*** Block opens ***

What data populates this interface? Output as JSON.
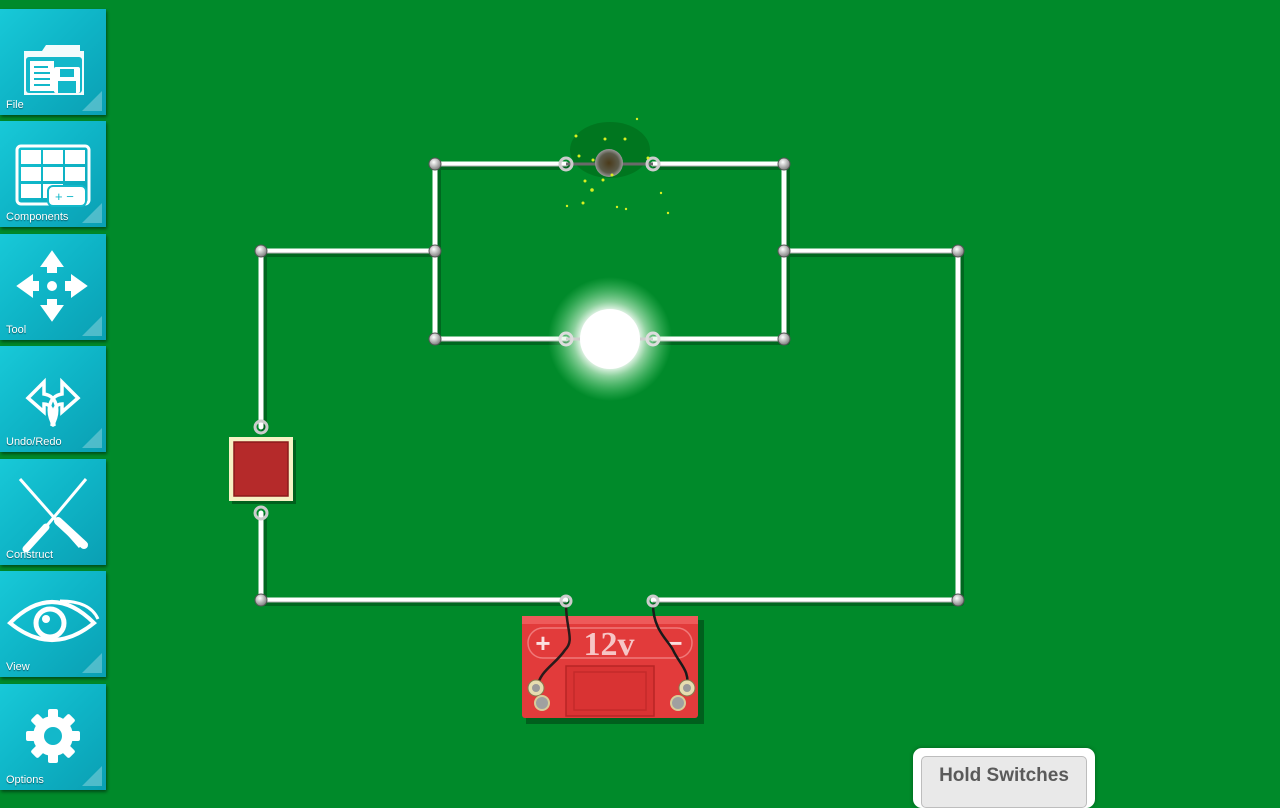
{
  "sidebar": {
    "items": [
      {
        "label": "File",
        "icon": "folder-floppy-icon"
      },
      {
        "label": "Components",
        "icon": "components-battery-icon"
      },
      {
        "label": "Tool",
        "icon": "move-arrows-icon"
      },
      {
        "label": "Undo/Redo",
        "icon": "undo-redo-icon"
      },
      {
        "label": "Construct",
        "icon": "screwdriver-tools-icon"
      },
      {
        "label": "View",
        "icon": "eye-icon"
      },
      {
        "label": "Options",
        "icon": "gear-icon"
      }
    ]
  },
  "circuit": {
    "battery": {
      "label": "12v",
      "plus": "+",
      "minus": "−",
      "color": "#e23b3b"
    },
    "bulb_lit": {
      "state": "on"
    },
    "bulb_burnt": {
      "state": "blown"
    },
    "switch": {
      "state": "closed",
      "color": "#b52a2a"
    }
  },
  "colors": {
    "background": "#008a2a",
    "button": "#12bccd"
  },
  "hold_switches": {
    "label": "Hold Switches"
  }
}
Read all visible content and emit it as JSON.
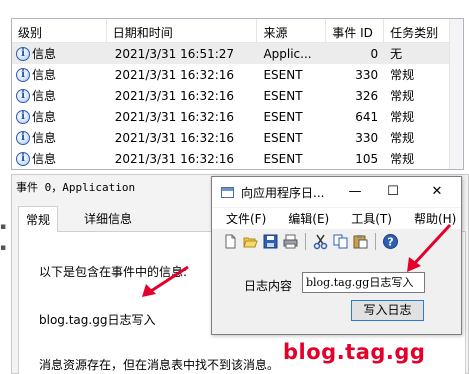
{
  "event_list": {
    "columns": [
      "级别",
      "日期和时间",
      "来源",
      "事件 ID",
      "任务类别"
    ],
    "rows": [
      {
        "level": "信息",
        "datetime": "2021/3/31 16:51:27",
        "source": "Applic...",
        "event_id": "0",
        "category": "无"
      },
      {
        "level": "信息",
        "datetime": "2021/3/31 16:32:16",
        "source": "ESENT",
        "event_id": "330",
        "category": "常规"
      },
      {
        "level": "信息",
        "datetime": "2021/3/31 16:32:16",
        "source": "ESENT",
        "event_id": "326",
        "category": "常规"
      },
      {
        "level": "信息",
        "datetime": "2021/3/31 16:32:16",
        "source": "ESENT",
        "event_id": "641",
        "category": "常规"
      },
      {
        "level": "信息",
        "datetime": "2021/3/31 16:32:16",
        "source": "ESENT",
        "event_id": "330",
        "category": "常规"
      },
      {
        "level": "信息",
        "datetime": "2021/3/31 16:32:16",
        "source": "ESENT",
        "event_id": "105",
        "category": "常规"
      }
    ]
  },
  "details": {
    "title": "事件 0，Application",
    "tabs": [
      "常规",
      "详细信息"
    ],
    "lines": [
      "以下是包含在事件中的信息:",
      "blog.tag.gg日志写入",
      "消息资源存在，但在消息表中找不到该消息。"
    ]
  },
  "dialog": {
    "title": "向应用程序日...",
    "window_controls": {
      "minimize": "—",
      "maximize": "☐",
      "close": "✕"
    },
    "menu": [
      "文件(F)",
      "编辑(E)",
      "工具(T)",
      "帮助(H)"
    ],
    "toolbar_icons": [
      "new-file-icon",
      "open-folder-icon",
      "save-icon",
      "print-icon",
      "cut-icon",
      "copy-icon",
      "paste-icon",
      "help-icon"
    ],
    "field_label": "日志内容",
    "field_value": "blog.tag.gg日志写入",
    "button_label": "写入日志"
  },
  "watermark": "blog.tag.gg",
  "colors": {
    "accent_red": "#e4002b",
    "info_blue": "#2a5fb6",
    "button_border": "#2a7bd7"
  }
}
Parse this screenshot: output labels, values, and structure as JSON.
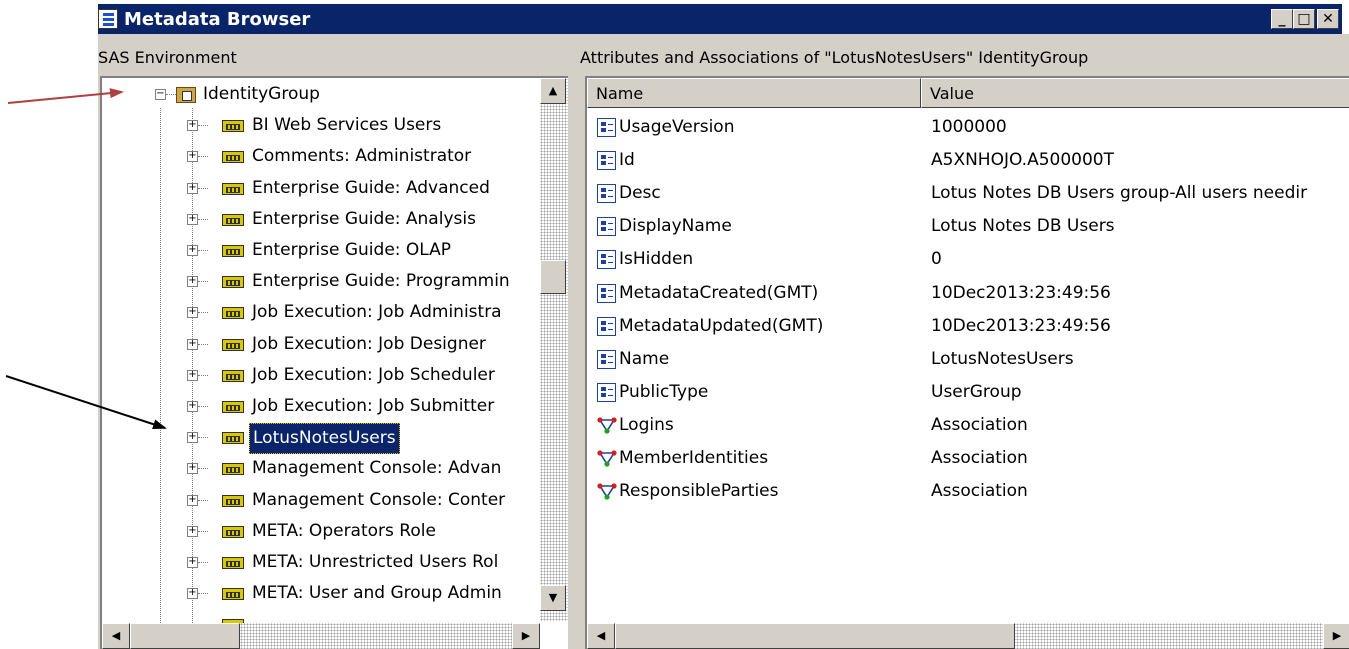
{
  "window": {
    "title": "Metadata Browser",
    "controls": {
      "minimize": "_",
      "maximize": "□",
      "close": "✕"
    }
  },
  "left_pane": {
    "caption": "SAS Environment",
    "root": {
      "label": "IdentityGroup",
      "expanded": true
    },
    "items": [
      {
        "label": "BI Web Services Users"
      },
      {
        "label": "Comments: Administrator"
      },
      {
        "label": "Enterprise Guide: Advanced"
      },
      {
        "label": "Enterprise Guide: Analysis"
      },
      {
        "label": "Enterprise Guide: OLAP"
      },
      {
        "label": "Enterprise Guide: Programmin"
      },
      {
        "label": "Job Execution: Job Administra"
      },
      {
        "label": "Job Execution: Job Designer"
      },
      {
        "label": "Job Execution: Job Scheduler"
      },
      {
        "label": "Job Execution: Job Submitter"
      },
      {
        "label": "LotusNotesUsers",
        "selected": true
      },
      {
        "label": "Management Console: Advan"
      },
      {
        "label": "Management Console: Conter"
      },
      {
        "label": "META: Operators Role"
      },
      {
        "label": "META: Unrestricted Users Rol"
      },
      {
        "label": "META: User and Group Admin"
      }
    ]
  },
  "right_pane": {
    "caption": "Attributes and Associations of \"LotusNotesUsers\" IdentityGroup",
    "columns": [
      "Name",
      "Value"
    ],
    "rows": [
      {
        "name": "UsageVersion",
        "value": "1000000",
        "kind": "attribute"
      },
      {
        "name": "Id",
        "value": "A5XNHOJO.A500000T",
        "kind": "attribute"
      },
      {
        "name": "Desc",
        "value": "Lotus Notes DB Users group-All users needir",
        "kind": "attribute"
      },
      {
        "name": "DisplayName",
        "value": "Lotus Notes DB Users",
        "kind": "attribute"
      },
      {
        "name": "IsHidden",
        "value": "0",
        "kind": "attribute"
      },
      {
        "name": "MetadataCreated(GMT)",
        "value": "10Dec2013:23:49:56",
        "kind": "attribute"
      },
      {
        "name": "MetadataUpdated(GMT)",
        "value": "10Dec2013:23:49:56",
        "kind": "attribute"
      },
      {
        "name": "Name",
        "value": "LotusNotesUsers",
        "kind": "attribute"
      },
      {
        "name": "PublicType",
        "value": "UserGroup",
        "kind": "attribute"
      },
      {
        "name": "Logins",
        "value": "Association",
        "kind": "association"
      },
      {
        "name": "MemberIdentities",
        "value": "Association",
        "kind": "association"
      },
      {
        "name": "ResponsibleParties",
        "value": "Association",
        "kind": "association"
      }
    ]
  },
  "icons": {
    "group": "group-icon",
    "folder": "identity-folder-icon",
    "attribute": "attribute-icon",
    "association": "association-icon"
  },
  "colors": {
    "title_bar": "#0a246a",
    "selection": "#0a246a",
    "annotation_arrow_red": "#b04040",
    "annotation_arrow_black": "#000000"
  }
}
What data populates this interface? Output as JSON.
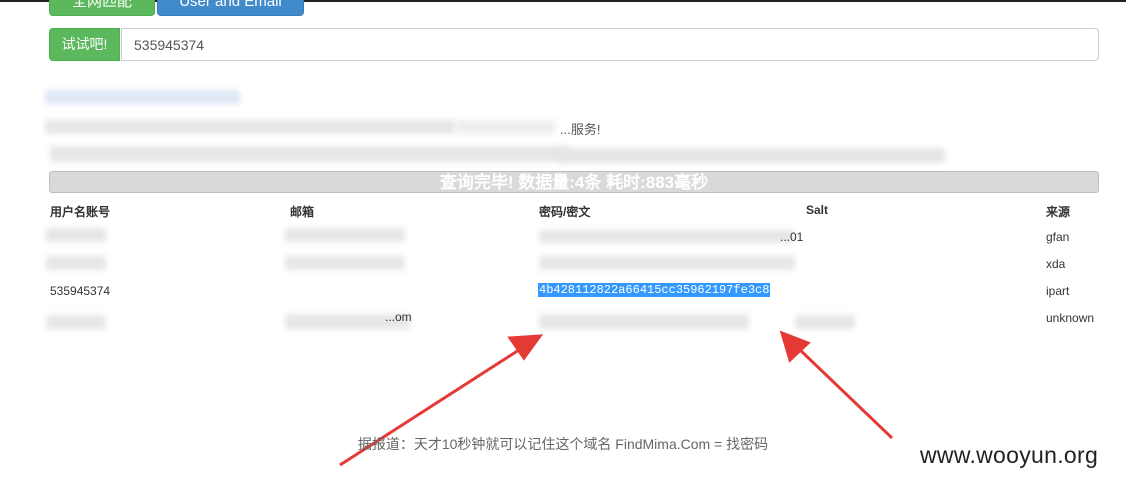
{
  "toolbar": {
    "left_tab_label": "全网匹配",
    "user_email_tab_label": "User and Email"
  },
  "search": {
    "button_label": "试试吧!",
    "value": "535945374"
  },
  "notice": {
    "line2_visible_tail": "...服务!"
  },
  "status": {
    "text": "查询完毕! 数据量:4条 耗时:883毫秒"
  },
  "table": {
    "headers": [
      "用户名账号",
      "邮箱",
      "密码/密文",
      "Salt",
      "来源"
    ],
    "rows": [
      {
        "username": "",
        "email": "",
        "password": "...01",
        "salt": "",
        "source": "gfan"
      },
      {
        "username": "",
        "email": "",
        "password": "",
        "salt": "",
        "source": "xda"
      },
      {
        "username": "535945374",
        "email": "",
        "password": "4b428112822a66415cc35962197fe3c8",
        "salt": "",
        "source": "ipart"
      },
      {
        "username": "",
        "email": "...om",
        "password": "",
        "salt": "",
        "source": "unknown"
      }
    ]
  },
  "footer": {
    "note": "据报道：天才10秒钟就可以记住这个域名 FindMima.Com = 找密码"
  },
  "watermark": "www.wooyun.org",
  "colors": {
    "primary_green": "#5cb85c",
    "primary_blue": "#428bca",
    "highlight": "#3399ff",
    "arrow_red": "#e53935"
  }
}
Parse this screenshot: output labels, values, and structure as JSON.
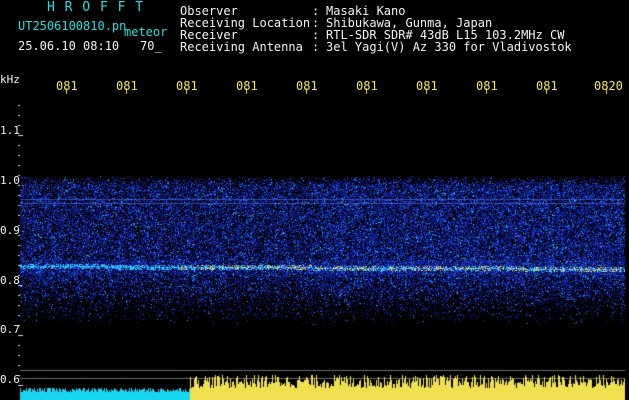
{
  "header": {
    "logo": "H R O F F T",
    "filename": "UT2506100810.pn",
    "kind": "meteor",
    "datetime": "25.06.10 08:10",
    "count": "70_"
  },
  "info": {
    "rows": [
      {
        "label": "Observer",
        "sep": ":",
        "value": "Masaki Kano"
      },
      {
        "label": "Receiving Location",
        "sep": ":",
        "value": "Shibukawa, Gunma, Japan"
      },
      {
        "label": "Receiver",
        "sep": ":",
        "value": "RTL-SDR SDR# 43dB L15 103.2MHz CW"
      },
      {
        "label": "Receiving Antenna",
        "sep": ":",
        "value": "3el Yagi(V) Az 330 for Vladivostok"
      }
    ]
  },
  "axis": {
    "unit": "kHz",
    "y_ticks": [
      "1.1",
      "1.0",
      "0.9",
      "0.8",
      "0.7",
      "0.6"
    ],
    "x_ticks": [
      "081",
      "081",
      "081",
      "081",
      "081",
      "081",
      "081",
      "081",
      "081",
      "0820"
    ]
  },
  "colors": {
    "background": "#000000",
    "signal_low": "#1a2cd8",
    "signal_mid": "#29b8ff",
    "signal_high": "#ffe14a",
    "logo": "#22e0e0",
    "ticks": "#f4e84a"
  }
}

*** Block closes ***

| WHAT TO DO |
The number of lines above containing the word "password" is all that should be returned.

| THE ANSWER |
4